For businesses, now is the perfect time to go smokefree for good. Restaurants, bars, and casinos have nimbly responded to ongoing challenges presented by the pandemic. A 100% smokefree environment is an essential component of ensuring employees feel safe at work and customers can enjoy the environment without concern for their health and safety. In addition to the deep cleaning to disinfect against germs and viruses, consider the tobacco smoke residue, including gases, toxins, carcinogens, and particulates, left in the air, on walls and surfaces, and in carpets and draperies.
Airports are also closing their smoking rooms to prevent the spread of COVID-19. We strongly urge any airport that still has a smoking room or lounge to permanently prohibit smoking inside the airport. Smoking rooms do not protect people from the health hazards caused by secondhand smoke exposure. Smokefree air is important for travelers and workers at all times, not only during a health emergency. Going smokefree is easier than you think, and we’ve outlined the steps to help you in the process.

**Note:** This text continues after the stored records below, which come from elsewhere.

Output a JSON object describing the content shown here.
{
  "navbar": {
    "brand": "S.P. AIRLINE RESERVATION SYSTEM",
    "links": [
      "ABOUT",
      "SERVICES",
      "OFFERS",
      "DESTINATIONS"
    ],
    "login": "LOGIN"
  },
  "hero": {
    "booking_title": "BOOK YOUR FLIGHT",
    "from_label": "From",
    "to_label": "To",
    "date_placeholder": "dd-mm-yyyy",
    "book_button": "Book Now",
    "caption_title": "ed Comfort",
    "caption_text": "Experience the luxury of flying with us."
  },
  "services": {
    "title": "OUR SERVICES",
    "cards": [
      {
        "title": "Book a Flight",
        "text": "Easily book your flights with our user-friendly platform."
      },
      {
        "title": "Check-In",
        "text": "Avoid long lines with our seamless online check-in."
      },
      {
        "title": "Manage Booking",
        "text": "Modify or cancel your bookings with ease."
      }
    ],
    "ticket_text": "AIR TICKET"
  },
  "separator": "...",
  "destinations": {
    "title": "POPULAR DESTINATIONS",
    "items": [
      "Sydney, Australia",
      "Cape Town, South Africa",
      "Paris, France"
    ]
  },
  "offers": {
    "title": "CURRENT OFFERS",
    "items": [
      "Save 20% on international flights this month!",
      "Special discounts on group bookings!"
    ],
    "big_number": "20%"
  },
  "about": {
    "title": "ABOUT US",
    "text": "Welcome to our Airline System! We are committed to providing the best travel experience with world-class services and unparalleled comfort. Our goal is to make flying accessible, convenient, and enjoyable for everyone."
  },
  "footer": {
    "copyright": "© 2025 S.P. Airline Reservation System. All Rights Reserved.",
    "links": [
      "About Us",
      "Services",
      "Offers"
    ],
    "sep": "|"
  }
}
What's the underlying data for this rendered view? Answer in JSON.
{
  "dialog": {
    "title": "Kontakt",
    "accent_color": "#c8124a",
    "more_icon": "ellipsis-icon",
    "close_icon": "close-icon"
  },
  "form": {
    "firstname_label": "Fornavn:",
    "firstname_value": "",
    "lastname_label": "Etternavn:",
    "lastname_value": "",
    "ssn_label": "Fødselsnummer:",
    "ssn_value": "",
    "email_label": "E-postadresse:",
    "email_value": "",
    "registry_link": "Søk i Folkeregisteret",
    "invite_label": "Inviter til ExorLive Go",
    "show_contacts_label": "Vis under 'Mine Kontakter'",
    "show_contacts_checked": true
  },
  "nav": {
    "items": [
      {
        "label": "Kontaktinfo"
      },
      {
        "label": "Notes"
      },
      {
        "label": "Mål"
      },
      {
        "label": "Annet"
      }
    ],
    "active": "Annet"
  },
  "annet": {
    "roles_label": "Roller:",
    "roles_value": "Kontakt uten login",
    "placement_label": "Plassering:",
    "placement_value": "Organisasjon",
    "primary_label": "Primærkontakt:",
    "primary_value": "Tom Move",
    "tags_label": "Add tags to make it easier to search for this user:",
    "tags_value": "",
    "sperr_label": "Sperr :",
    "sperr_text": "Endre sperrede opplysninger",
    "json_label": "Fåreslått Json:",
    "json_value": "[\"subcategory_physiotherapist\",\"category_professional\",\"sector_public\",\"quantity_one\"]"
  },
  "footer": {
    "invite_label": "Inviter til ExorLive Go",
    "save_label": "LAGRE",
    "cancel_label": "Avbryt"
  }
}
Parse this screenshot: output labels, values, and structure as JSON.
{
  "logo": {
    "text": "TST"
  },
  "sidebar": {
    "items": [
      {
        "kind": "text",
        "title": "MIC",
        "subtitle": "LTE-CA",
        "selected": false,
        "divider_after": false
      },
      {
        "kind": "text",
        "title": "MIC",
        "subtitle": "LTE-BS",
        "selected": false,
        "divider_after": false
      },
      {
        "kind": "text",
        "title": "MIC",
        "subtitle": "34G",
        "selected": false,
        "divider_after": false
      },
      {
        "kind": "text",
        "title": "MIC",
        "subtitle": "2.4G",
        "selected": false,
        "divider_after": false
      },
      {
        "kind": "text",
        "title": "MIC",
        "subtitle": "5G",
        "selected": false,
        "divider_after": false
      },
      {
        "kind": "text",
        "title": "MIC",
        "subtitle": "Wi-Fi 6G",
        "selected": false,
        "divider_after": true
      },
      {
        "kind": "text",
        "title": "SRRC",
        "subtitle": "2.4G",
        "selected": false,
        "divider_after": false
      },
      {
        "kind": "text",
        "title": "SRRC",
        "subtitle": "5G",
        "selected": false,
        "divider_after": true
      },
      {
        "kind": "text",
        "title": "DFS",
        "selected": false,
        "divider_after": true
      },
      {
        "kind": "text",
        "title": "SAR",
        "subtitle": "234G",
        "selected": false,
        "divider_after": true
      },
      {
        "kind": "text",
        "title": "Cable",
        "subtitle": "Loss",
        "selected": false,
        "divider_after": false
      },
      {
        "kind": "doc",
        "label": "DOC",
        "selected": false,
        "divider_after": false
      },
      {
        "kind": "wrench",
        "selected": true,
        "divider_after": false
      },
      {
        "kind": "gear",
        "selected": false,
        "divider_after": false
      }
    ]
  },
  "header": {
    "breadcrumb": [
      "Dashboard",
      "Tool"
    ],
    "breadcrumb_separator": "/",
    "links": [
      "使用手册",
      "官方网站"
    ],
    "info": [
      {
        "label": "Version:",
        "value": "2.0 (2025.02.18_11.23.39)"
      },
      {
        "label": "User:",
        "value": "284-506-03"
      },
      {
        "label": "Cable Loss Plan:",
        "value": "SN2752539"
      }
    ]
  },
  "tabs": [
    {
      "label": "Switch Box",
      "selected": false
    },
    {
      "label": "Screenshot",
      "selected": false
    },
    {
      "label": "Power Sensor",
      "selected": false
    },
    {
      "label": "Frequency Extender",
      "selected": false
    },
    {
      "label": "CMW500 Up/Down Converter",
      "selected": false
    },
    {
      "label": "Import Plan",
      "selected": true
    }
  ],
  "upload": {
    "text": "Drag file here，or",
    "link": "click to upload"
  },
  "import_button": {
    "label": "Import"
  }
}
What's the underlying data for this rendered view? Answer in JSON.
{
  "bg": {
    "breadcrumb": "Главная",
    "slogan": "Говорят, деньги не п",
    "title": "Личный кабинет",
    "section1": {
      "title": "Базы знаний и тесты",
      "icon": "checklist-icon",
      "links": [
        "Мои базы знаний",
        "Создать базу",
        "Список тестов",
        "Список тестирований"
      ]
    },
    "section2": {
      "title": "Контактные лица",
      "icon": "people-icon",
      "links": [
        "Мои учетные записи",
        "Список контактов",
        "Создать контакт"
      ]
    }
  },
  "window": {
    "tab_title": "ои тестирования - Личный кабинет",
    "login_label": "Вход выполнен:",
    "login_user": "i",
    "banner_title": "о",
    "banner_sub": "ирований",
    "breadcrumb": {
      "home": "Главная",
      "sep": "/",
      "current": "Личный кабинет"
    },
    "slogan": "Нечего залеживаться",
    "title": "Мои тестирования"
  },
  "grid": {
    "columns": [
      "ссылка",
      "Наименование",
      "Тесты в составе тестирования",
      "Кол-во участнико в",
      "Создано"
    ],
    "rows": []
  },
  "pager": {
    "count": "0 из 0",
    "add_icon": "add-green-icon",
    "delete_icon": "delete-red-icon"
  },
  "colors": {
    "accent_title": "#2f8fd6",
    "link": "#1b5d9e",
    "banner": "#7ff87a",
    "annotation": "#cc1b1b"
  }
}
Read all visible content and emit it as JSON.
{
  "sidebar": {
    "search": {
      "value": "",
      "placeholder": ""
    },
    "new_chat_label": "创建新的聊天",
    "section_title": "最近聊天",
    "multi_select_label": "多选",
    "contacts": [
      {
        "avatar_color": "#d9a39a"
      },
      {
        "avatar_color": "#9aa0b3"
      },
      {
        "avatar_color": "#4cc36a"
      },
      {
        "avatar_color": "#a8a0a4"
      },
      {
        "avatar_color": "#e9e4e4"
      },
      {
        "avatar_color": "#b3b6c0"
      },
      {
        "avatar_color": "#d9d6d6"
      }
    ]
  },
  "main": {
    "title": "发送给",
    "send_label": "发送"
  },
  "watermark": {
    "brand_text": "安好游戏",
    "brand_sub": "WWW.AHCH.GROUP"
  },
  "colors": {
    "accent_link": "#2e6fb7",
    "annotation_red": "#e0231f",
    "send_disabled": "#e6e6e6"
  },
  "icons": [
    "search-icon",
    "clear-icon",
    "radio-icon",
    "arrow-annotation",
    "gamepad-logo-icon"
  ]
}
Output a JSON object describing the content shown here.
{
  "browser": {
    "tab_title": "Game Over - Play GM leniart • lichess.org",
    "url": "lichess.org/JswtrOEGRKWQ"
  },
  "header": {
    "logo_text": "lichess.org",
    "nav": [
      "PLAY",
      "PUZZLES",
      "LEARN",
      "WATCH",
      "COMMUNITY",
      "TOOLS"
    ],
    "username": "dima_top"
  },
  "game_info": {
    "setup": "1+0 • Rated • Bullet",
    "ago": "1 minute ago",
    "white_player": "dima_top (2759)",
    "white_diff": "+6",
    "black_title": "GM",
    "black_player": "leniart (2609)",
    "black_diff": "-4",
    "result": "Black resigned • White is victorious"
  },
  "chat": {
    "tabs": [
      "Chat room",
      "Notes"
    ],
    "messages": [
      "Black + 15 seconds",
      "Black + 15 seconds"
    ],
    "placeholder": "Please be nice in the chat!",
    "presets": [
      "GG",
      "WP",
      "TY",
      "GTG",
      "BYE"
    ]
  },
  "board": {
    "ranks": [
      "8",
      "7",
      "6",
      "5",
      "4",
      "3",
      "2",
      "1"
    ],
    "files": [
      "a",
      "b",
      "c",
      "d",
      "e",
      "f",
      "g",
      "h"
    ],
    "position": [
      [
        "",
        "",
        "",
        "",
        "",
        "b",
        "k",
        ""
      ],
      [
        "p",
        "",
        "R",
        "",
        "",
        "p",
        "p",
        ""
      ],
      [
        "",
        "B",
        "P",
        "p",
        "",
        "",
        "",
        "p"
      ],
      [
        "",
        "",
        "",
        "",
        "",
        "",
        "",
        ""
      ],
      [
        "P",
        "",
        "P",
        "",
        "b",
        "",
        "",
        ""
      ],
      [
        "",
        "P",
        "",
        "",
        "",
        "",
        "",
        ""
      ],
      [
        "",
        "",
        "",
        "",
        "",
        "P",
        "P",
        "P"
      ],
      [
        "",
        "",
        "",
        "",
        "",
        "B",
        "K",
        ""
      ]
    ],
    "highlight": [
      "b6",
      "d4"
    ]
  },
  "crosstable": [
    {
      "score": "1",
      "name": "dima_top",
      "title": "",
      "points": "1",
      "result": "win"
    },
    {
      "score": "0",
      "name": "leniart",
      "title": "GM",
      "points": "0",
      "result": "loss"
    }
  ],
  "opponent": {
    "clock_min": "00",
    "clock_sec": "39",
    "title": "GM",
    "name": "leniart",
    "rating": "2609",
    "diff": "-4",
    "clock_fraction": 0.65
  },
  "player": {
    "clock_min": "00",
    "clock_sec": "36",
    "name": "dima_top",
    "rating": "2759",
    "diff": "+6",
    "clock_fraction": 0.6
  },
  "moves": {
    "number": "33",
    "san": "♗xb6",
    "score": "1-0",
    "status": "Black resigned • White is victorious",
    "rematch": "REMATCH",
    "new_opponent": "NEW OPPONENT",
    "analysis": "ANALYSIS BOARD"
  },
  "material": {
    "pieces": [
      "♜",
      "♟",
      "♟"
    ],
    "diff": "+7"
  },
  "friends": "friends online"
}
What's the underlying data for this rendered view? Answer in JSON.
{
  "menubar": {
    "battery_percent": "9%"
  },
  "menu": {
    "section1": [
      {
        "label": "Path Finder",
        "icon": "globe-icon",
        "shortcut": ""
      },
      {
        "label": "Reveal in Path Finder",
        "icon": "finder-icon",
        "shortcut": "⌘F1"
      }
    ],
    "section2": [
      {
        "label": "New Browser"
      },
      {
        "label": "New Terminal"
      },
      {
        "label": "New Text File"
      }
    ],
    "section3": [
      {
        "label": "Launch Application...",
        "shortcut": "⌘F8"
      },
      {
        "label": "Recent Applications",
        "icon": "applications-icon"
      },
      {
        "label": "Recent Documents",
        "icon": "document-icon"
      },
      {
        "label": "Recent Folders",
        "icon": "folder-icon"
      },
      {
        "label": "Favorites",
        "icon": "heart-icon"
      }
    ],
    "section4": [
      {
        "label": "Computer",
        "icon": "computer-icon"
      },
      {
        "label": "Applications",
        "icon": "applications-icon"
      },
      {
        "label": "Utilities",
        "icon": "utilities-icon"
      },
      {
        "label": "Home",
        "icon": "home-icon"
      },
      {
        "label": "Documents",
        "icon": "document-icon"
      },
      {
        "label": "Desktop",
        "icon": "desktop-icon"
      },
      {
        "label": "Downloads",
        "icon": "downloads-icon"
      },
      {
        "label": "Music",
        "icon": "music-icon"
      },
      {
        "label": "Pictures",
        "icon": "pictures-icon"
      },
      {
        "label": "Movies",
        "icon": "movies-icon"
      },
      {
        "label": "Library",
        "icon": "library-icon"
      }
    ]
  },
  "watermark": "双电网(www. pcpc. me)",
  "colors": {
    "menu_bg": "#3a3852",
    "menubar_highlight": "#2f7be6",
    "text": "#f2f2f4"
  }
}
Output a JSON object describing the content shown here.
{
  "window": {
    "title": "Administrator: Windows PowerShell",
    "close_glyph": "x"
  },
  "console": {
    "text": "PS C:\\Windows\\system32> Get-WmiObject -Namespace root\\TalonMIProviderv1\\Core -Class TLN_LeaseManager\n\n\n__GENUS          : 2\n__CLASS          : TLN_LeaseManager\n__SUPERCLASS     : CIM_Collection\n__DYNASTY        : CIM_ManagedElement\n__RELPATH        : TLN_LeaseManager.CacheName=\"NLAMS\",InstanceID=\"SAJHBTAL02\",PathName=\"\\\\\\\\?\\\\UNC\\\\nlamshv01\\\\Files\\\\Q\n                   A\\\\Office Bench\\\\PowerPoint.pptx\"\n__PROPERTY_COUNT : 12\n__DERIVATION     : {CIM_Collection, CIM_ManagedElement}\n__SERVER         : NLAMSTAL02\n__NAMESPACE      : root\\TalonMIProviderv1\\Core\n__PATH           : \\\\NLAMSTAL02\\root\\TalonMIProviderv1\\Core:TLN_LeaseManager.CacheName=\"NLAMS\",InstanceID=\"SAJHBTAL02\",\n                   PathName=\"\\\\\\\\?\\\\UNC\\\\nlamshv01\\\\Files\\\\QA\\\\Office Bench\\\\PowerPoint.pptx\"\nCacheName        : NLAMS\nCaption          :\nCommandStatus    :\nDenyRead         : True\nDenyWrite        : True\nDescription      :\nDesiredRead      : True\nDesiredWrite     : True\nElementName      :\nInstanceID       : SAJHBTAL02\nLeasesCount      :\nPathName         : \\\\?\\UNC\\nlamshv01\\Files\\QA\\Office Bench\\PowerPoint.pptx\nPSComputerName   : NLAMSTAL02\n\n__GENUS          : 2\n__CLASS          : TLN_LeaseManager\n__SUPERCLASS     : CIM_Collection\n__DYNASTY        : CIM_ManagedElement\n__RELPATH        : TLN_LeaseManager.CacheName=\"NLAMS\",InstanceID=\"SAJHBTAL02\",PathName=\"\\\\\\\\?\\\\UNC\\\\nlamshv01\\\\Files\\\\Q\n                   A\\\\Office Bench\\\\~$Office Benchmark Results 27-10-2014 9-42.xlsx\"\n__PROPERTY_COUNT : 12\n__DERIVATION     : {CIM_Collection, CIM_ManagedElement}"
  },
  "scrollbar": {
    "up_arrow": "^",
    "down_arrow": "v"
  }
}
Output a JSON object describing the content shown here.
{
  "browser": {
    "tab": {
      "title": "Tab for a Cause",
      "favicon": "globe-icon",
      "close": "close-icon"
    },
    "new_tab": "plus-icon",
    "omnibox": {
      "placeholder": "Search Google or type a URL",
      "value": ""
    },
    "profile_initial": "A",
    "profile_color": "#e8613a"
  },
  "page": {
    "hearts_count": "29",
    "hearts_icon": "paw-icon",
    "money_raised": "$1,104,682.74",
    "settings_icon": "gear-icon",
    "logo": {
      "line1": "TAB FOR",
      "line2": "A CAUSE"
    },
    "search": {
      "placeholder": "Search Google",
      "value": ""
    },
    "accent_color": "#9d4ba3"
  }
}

We strongly encourage businesses to maintain 100% smokefree environments.
Early findings from Italy and China demonstrate that those who contracted COVID-19 and recovered still show signs of diminished lung function. Therefore exposure to other, ongoing risk factors, including secondhand smoke, could result in relapse or some other lung-related illness.
Coronavirus has brought into sharp focus the health impact of breathing shared air in workplaces and public gathering places such as casinos, bars, and cruise ships. The still-unfolding COVID-19 crisis shows that businesses are materially impacted by population health risk factors and the urgent need to rethink old assumptions about the health and economic benefits of going smokefree.
Smokefree air protects the health and safety of workers along with those who have respiratory and cardiovascular illnesses. Smokefree air will help keep the air safe and welcoming in hospitality and entertainment workplaces for everyone.
Smoking Doubles the Mortality Risk in COVID-19: A Meta-Analysis of Recent Reports and Potential Mechanisms (Added November 20, 2020)
COVID in the U.S.: Latest Map and Case Count (Added November 5, 2020)
COVID-19 transmission through aerosols (Added August 28, 2020)
COVID-19, TOBACCO & VAPING INFORMATION from the Nicotine and Cannabis Policy Center at UC Merced (Added August 28, 2020)
Children, COVID-19 and Secondhand Smoke graphic (Added August 28, 2020)
WHO Statement: Tobacco Use and COVID-19 (Added 5/13/2020)
Second Open Letter About COVID-19 and LGBTQ+ Communities (Added 4/24/2020)
CDC: People Who Need to Take Extra Precautions (Added 4/24/2020)
CDC: People Who Are At Higher Risk (Added 4/21/2020)
Almost 90% of COVID-19 Admissions Involve Comorbidities (Added 4/16/2020)
*This post was originally published on March 18, 2020, and is being updated as new information and resources become available.